WHAT IS REQUIRED: Restate all of the entries exactly. Any picture in them should be skipped.

** GIVEN DATA follows **

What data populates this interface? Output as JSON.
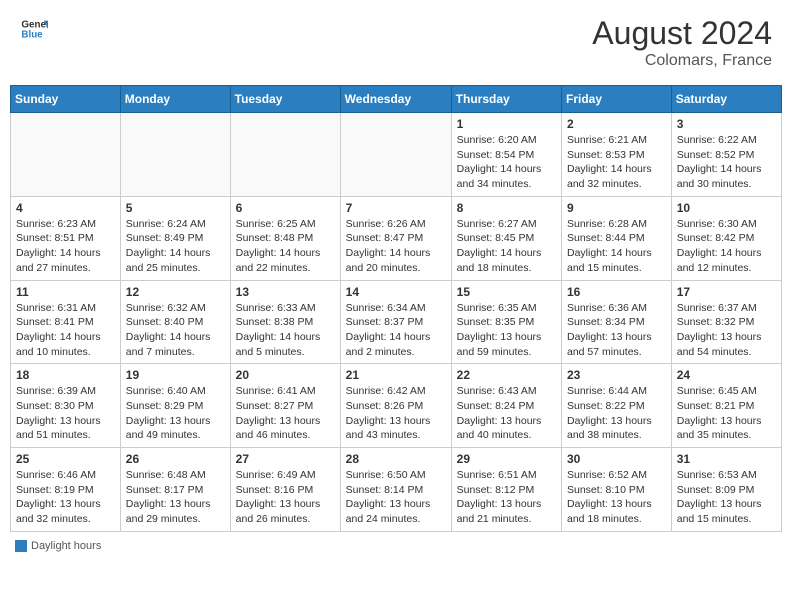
{
  "header": {
    "logo_line1": "General",
    "logo_line2": "Blue",
    "month": "August 2024",
    "location": "Colomars, France"
  },
  "weekdays": [
    "Sunday",
    "Monday",
    "Tuesday",
    "Wednesday",
    "Thursday",
    "Friday",
    "Saturday"
  ],
  "legend": {
    "label": "Daylight hours"
  },
  "weeks": [
    [
      {
        "day": "",
        "info": ""
      },
      {
        "day": "",
        "info": ""
      },
      {
        "day": "",
        "info": ""
      },
      {
        "day": "",
        "info": ""
      },
      {
        "day": "1",
        "info": "Sunrise: 6:20 AM\nSunset: 8:54 PM\nDaylight: 14 hours\nand 34 minutes."
      },
      {
        "day": "2",
        "info": "Sunrise: 6:21 AM\nSunset: 8:53 PM\nDaylight: 14 hours\nand 32 minutes."
      },
      {
        "day": "3",
        "info": "Sunrise: 6:22 AM\nSunset: 8:52 PM\nDaylight: 14 hours\nand 30 minutes."
      }
    ],
    [
      {
        "day": "4",
        "info": "Sunrise: 6:23 AM\nSunset: 8:51 PM\nDaylight: 14 hours\nand 27 minutes."
      },
      {
        "day": "5",
        "info": "Sunrise: 6:24 AM\nSunset: 8:49 PM\nDaylight: 14 hours\nand 25 minutes."
      },
      {
        "day": "6",
        "info": "Sunrise: 6:25 AM\nSunset: 8:48 PM\nDaylight: 14 hours\nand 22 minutes."
      },
      {
        "day": "7",
        "info": "Sunrise: 6:26 AM\nSunset: 8:47 PM\nDaylight: 14 hours\nand 20 minutes."
      },
      {
        "day": "8",
        "info": "Sunrise: 6:27 AM\nSunset: 8:45 PM\nDaylight: 14 hours\nand 18 minutes."
      },
      {
        "day": "9",
        "info": "Sunrise: 6:28 AM\nSunset: 8:44 PM\nDaylight: 14 hours\nand 15 minutes."
      },
      {
        "day": "10",
        "info": "Sunrise: 6:30 AM\nSunset: 8:42 PM\nDaylight: 14 hours\nand 12 minutes."
      }
    ],
    [
      {
        "day": "11",
        "info": "Sunrise: 6:31 AM\nSunset: 8:41 PM\nDaylight: 14 hours\nand 10 minutes."
      },
      {
        "day": "12",
        "info": "Sunrise: 6:32 AM\nSunset: 8:40 PM\nDaylight: 14 hours\nand 7 minutes."
      },
      {
        "day": "13",
        "info": "Sunrise: 6:33 AM\nSunset: 8:38 PM\nDaylight: 14 hours\nand 5 minutes."
      },
      {
        "day": "14",
        "info": "Sunrise: 6:34 AM\nSunset: 8:37 PM\nDaylight: 14 hours\nand 2 minutes."
      },
      {
        "day": "15",
        "info": "Sunrise: 6:35 AM\nSunset: 8:35 PM\nDaylight: 13 hours\nand 59 minutes."
      },
      {
        "day": "16",
        "info": "Sunrise: 6:36 AM\nSunset: 8:34 PM\nDaylight: 13 hours\nand 57 minutes."
      },
      {
        "day": "17",
        "info": "Sunrise: 6:37 AM\nSunset: 8:32 PM\nDaylight: 13 hours\nand 54 minutes."
      }
    ],
    [
      {
        "day": "18",
        "info": "Sunrise: 6:39 AM\nSunset: 8:30 PM\nDaylight: 13 hours\nand 51 minutes."
      },
      {
        "day": "19",
        "info": "Sunrise: 6:40 AM\nSunset: 8:29 PM\nDaylight: 13 hours\nand 49 minutes."
      },
      {
        "day": "20",
        "info": "Sunrise: 6:41 AM\nSunset: 8:27 PM\nDaylight: 13 hours\nand 46 minutes."
      },
      {
        "day": "21",
        "info": "Sunrise: 6:42 AM\nSunset: 8:26 PM\nDaylight: 13 hours\nand 43 minutes."
      },
      {
        "day": "22",
        "info": "Sunrise: 6:43 AM\nSunset: 8:24 PM\nDaylight: 13 hours\nand 40 minutes."
      },
      {
        "day": "23",
        "info": "Sunrise: 6:44 AM\nSunset: 8:22 PM\nDaylight: 13 hours\nand 38 minutes."
      },
      {
        "day": "24",
        "info": "Sunrise: 6:45 AM\nSunset: 8:21 PM\nDaylight: 13 hours\nand 35 minutes."
      }
    ],
    [
      {
        "day": "25",
        "info": "Sunrise: 6:46 AM\nSunset: 8:19 PM\nDaylight: 13 hours\nand 32 minutes."
      },
      {
        "day": "26",
        "info": "Sunrise: 6:48 AM\nSunset: 8:17 PM\nDaylight: 13 hours\nand 29 minutes."
      },
      {
        "day": "27",
        "info": "Sunrise: 6:49 AM\nSunset: 8:16 PM\nDaylight: 13 hours\nand 26 minutes."
      },
      {
        "day": "28",
        "info": "Sunrise: 6:50 AM\nSunset: 8:14 PM\nDaylight: 13 hours\nand 24 minutes."
      },
      {
        "day": "29",
        "info": "Sunrise: 6:51 AM\nSunset: 8:12 PM\nDaylight: 13 hours\nand 21 minutes."
      },
      {
        "day": "30",
        "info": "Sunrise: 6:52 AM\nSunset: 8:10 PM\nDaylight: 13 hours\nand 18 minutes."
      },
      {
        "day": "31",
        "info": "Sunrise: 6:53 AM\nSunset: 8:09 PM\nDaylight: 13 hours\nand 15 minutes."
      }
    ]
  ]
}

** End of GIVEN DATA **

RESPONSE AREA:
What data populates this interface? Output as JSON.
{
  "header": {
    "logo_line1": "General",
    "logo_line2": "Blue",
    "month": "August 2024",
    "location": "Colomars, France"
  },
  "weekdays": [
    "Sunday",
    "Monday",
    "Tuesday",
    "Wednesday",
    "Thursday",
    "Friday",
    "Saturday"
  ],
  "legend": {
    "label": "Daylight hours"
  },
  "weeks": [
    [
      {
        "day": "",
        "info": ""
      },
      {
        "day": "",
        "info": ""
      },
      {
        "day": "",
        "info": ""
      },
      {
        "day": "",
        "info": ""
      },
      {
        "day": "1",
        "info": "Sunrise: 6:20 AM\nSunset: 8:54 PM\nDaylight: 14 hours\nand 34 minutes."
      },
      {
        "day": "2",
        "info": "Sunrise: 6:21 AM\nSunset: 8:53 PM\nDaylight: 14 hours\nand 32 minutes."
      },
      {
        "day": "3",
        "info": "Sunrise: 6:22 AM\nSunset: 8:52 PM\nDaylight: 14 hours\nand 30 minutes."
      }
    ],
    [
      {
        "day": "4",
        "info": "Sunrise: 6:23 AM\nSunset: 8:51 PM\nDaylight: 14 hours\nand 27 minutes."
      },
      {
        "day": "5",
        "info": "Sunrise: 6:24 AM\nSunset: 8:49 PM\nDaylight: 14 hours\nand 25 minutes."
      },
      {
        "day": "6",
        "info": "Sunrise: 6:25 AM\nSunset: 8:48 PM\nDaylight: 14 hours\nand 22 minutes."
      },
      {
        "day": "7",
        "info": "Sunrise: 6:26 AM\nSunset: 8:47 PM\nDaylight: 14 hours\nand 20 minutes."
      },
      {
        "day": "8",
        "info": "Sunrise: 6:27 AM\nSunset: 8:45 PM\nDaylight: 14 hours\nand 18 minutes."
      },
      {
        "day": "9",
        "info": "Sunrise: 6:28 AM\nSunset: 8:44 PM\nDaylight: 14 hours\nand 15 minutes."
      },
      {
        "day": "10",
        "info": "Sunrise: 6:30 AM\nSunset: 8:42 PM\nDaylight: 14 hours\nand 12 minutes."
      }
    ],
    [
      {
        "day": "11",
        "info": "Sunrise: 6:31 AM\nSunset: 8:41 PM\nDaylight: 14 hours\nand 10 minutes."
      },
      {
        "day": "12",
        "info": "Sunrise: 6:32 AM\nSunset: 8:40 PM\nDaylight: 14 hours\nand 7 minutes."
      },
      {
        "day": "13",
        "info": "Sunrise: 6:33 AM\nSunset: 8:38 PM\nDaylight: 14 hours\nand 5 minutes."
      },
      {
        "day": "14",
        "info": "Sunrise: 6:34 AM\nSunset: 8:37 PM\nDaylight: 14 hours\nand 2 minutes."
      },
      {
        "day": "15",
        "info": "Sunrise: 6:35 AM\nSunset: 8:35 PM\nDaylight: 13 hours\nand 59 minutes."
      },
      {
        "day": "16",
        "info": "Sunrise: 6:36 AM\nSunset: 8:34 PM\nDaylight: 13 hours\nand 57 minutes."
      },
      {
        "day": "17",
        "info": "Sunrise: 6:37 AM\nSunset: 8:32 PM\nDaylight: 13 hours\nand 54 minutes."
      }
    ],
    [
      {
        "day": "18",
        "info": "Sunrise: 6:39 AM\nSunset: 8:30 PM\nDaylight: 13 hours\nand 51 minutes."
      },
      {
        "day": "19",
        "info": "Sunrise: 6:40 AM\nSunset: 8:29 PM\nDaylight: 13 hours\nand 49 minutes."
      },
      {
        "day": "20",
        "info": "Sunrise: 6:41 AM\nSunset: 8:27 PM\nDaylight: 13 hours\nand 46 minutes."
      },
      {
        "day": "21",
        "info": "Sunrise: 6:42 AM\nSunset: 8:26 PM\nDaylight: 13 hours\nand 43 minutes."
      },
      {
        "day": "22",
        "info": "Sunrise: 6:43 AM\nSunset: 8:24 PM\nDaylight: 13 hours\nand 40 minutes."
      },
      {
        "day": "23",
        "info": "Sunrise: 6:44 AM\nSunset: 8:22 PM\nDaylight: 13 hours\nand 38 minutes."
      },
      {
        "day": "24",
        "info": "Sunrise: 6:45 AM\nSunset: 8:21 PM\nDaylight: 13 hours\nand 35 minutes."
      }
    ],
    [
      {
        "day": "25",
        "info": "Sunrise: 6:46 AM\nSunset: 8:19 PM\nDaylight: 13 hours\nand 32 minutes."
      },
      {
        "day": "26",
        "info": "Sunrise: 6:48 AM\nSunset: 8:17 PM\nDaylight: 13 hours\nand 29 minutes."
      },
      {
        "day": "27",
        "info": "Sunrise: 6:49 AM\nSunset: 8:16 PM\nDaylight: 13 hours\nand 26 minutes."
      },
      {
        "day": "28",
        "info": "Sunrise: 6:50 AM\nSunset: 8:14 PM\nDaylight: 13 hours\nand 24 minutes."
      },
      {
        "day": "29",
        "info": "Sunrise: 6:51 AM\nSunset: 8:12 PM\nDaylight: 13 hours\nand 21 minutes."
      },
      {
        "day": "30",
        "info": "Sunrise: 6:52 AM\nSunset: 8:10 PM\nDaylight: 13 hours\nand 18 minutes."
      },
      {
        "day": "31",
        "info": "Sunrise: 6:53 AM\nSunset: 8:09 PM\nDaylight: 13 hours\nand 15 minutes."
      }
    ]
  ]
}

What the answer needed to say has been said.